I went to Maker Festival today at the Newcastle Jockey Club and met Aidan and Graham. Had an awesome time at the festival and came away with some great ideas.

First on the agenda was the prospect of setting up some LoRa gateways in Beresfield and Redhead, as well as possibly Maitland.

But even more than that, I’m starting to play around with the idea of community sourcing the internet side of the gateways. The basic idea I had is to allow people to register a “slot” with the gateway and then set up their phone’s hotspot (or even a conventional router) with network details generated for that slot by the gateway, which it would then connect to (or fall back to when its current connection lapses).

What’re some thoughts on that?


1 Like

Thanks for dropping by at the festival, it was great to cross paths!

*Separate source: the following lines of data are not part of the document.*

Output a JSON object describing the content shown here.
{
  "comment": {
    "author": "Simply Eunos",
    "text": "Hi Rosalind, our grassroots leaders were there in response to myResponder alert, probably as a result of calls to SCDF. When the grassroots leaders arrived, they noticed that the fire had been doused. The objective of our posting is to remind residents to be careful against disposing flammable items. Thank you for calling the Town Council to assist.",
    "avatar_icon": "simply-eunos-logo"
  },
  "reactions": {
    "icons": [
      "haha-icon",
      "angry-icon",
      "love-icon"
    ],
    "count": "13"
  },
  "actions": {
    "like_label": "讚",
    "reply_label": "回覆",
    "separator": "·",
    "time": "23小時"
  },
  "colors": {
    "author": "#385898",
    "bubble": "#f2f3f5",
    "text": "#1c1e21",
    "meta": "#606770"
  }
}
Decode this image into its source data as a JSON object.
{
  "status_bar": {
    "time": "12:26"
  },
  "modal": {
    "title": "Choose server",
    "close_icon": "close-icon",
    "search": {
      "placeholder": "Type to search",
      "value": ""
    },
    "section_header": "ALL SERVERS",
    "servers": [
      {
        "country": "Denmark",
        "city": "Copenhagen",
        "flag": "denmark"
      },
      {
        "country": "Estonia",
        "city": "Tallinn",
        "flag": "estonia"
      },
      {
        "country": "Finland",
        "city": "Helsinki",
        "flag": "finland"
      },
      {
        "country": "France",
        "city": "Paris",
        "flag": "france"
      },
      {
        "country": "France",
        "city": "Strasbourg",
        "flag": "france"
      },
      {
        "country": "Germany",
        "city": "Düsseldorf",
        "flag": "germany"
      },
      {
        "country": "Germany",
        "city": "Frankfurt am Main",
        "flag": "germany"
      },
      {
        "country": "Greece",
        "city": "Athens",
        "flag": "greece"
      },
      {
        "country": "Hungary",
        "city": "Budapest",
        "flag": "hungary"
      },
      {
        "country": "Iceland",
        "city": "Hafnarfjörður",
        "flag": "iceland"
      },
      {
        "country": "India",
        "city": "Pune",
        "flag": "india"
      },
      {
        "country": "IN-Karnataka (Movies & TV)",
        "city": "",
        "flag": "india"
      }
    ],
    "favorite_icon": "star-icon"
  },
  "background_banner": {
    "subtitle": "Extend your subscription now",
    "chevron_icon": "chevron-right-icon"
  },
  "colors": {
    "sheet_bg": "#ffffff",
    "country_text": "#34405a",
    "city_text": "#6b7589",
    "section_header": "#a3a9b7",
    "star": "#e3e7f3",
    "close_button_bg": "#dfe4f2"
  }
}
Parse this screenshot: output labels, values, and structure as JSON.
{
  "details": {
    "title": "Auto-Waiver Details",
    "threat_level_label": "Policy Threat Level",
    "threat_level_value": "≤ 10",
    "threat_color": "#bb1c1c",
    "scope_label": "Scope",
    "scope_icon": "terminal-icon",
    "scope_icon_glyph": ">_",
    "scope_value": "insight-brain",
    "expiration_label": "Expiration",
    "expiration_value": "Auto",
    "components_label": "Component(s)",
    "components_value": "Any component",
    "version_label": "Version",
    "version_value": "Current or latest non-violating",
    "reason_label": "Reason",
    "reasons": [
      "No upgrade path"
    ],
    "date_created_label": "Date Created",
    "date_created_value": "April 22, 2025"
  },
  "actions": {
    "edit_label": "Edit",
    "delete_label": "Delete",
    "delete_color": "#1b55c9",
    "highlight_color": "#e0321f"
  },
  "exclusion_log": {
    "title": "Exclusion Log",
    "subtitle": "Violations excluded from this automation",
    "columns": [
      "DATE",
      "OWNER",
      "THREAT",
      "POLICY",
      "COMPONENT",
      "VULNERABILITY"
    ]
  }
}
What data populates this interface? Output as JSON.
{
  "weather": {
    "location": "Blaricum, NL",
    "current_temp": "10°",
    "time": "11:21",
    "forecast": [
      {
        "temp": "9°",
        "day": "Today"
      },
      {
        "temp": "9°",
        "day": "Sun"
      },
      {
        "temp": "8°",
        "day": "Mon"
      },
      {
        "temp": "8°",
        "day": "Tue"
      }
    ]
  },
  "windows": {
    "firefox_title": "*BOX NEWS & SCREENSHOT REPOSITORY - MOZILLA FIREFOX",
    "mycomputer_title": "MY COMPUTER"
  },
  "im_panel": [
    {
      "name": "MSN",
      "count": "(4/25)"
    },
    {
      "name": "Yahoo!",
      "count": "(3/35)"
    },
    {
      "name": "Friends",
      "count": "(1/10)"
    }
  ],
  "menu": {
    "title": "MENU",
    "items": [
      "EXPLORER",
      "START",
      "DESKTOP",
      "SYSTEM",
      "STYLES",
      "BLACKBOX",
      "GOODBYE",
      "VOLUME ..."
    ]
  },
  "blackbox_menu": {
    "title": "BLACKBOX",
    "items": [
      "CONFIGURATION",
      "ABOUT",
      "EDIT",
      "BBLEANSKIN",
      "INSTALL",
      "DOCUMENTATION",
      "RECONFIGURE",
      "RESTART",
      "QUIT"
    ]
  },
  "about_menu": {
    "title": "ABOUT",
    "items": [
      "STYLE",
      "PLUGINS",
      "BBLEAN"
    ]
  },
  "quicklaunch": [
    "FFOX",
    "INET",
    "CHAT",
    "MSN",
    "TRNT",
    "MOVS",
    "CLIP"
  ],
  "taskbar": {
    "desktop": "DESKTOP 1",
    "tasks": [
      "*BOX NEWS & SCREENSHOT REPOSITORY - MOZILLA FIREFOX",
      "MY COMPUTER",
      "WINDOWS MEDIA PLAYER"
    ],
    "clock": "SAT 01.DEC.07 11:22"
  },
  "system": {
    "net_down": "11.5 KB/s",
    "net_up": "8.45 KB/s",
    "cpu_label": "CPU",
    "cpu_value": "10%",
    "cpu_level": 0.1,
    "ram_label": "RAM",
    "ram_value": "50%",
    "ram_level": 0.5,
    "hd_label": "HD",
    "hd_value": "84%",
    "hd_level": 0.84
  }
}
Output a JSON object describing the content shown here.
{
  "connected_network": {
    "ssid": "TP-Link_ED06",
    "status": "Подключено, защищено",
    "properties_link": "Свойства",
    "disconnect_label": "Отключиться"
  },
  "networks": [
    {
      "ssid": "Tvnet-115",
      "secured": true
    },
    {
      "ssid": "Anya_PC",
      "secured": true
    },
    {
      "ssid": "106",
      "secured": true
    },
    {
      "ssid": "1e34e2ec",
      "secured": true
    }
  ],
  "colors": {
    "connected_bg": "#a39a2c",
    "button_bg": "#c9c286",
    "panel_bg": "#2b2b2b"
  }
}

Beresfield and Maitland could really do with some coverage, it’s exciting to hear someone is keen to kick those efforts off. It might be a bit hard for people to service an adhoc internet connection, as you’d need to login on the gateway and reconfigure, etc. A static connection to the internet would perhaps be best.

If you have any hardships with setting one up yourself, we would be happy to sponsor a gateway. You just need to be OK with an external antenna being fitted (we’d use something like this) and mounting the Gateway box somewhere indoors (the box mounted within 5 meters of cable from the Antenna, accessible to power via a plugpack which has a 5 meter cable). Our setup uses a 3G modem, expenses paid.

Exciting times, let us know how you get on with your LoRa projects!

I’m a bit flat out this week so I probably won’t make much progress, but I wanted to reply with what I’ve got -

I had thought about configuration and such, and I was considering assembling the gateway from scratch using a Feather or PyCom with requisite hardware. I’d have it hosting its own web server on its own network that people could connect to and sign up to a “slot” which would cause the gateway to generate some unique identifiers (importantly, an SSID and a password). The user would then set their hotspot to that SSID and password, at which point the gateway would attempt to connect to it. So the steps for a volunteer would be:

  1. Access the gateway’s network and go to it’s web UI
  2. Click/Tap on a “slot” in the UI
  3. Set up an access point/hotspot/router with the settings it gives you

All of that should be relatively easily accomplished within Python/Micropython. And I was assuming it’d have its own, say 3G, connection it could fall back on when it’s not using a volunteer network. However I do think it’s a fairly optimistic idea, and likely wouldn’t get much notice. Still, it’d be fun to play around with.

I’ll let you guys know when I’m able to put some solid effort in, and see what comes out of it. I’ll keep an eye on here throughout the week as well. :slight_smile:

I really want this “collaborative internet” idea to work, though at the surface there might friction points that the average punter is not familiar with.

The easiest way is to share an existing internet connection, most buildings/locations will have an option of sorts. Have you explored this in the gateway location?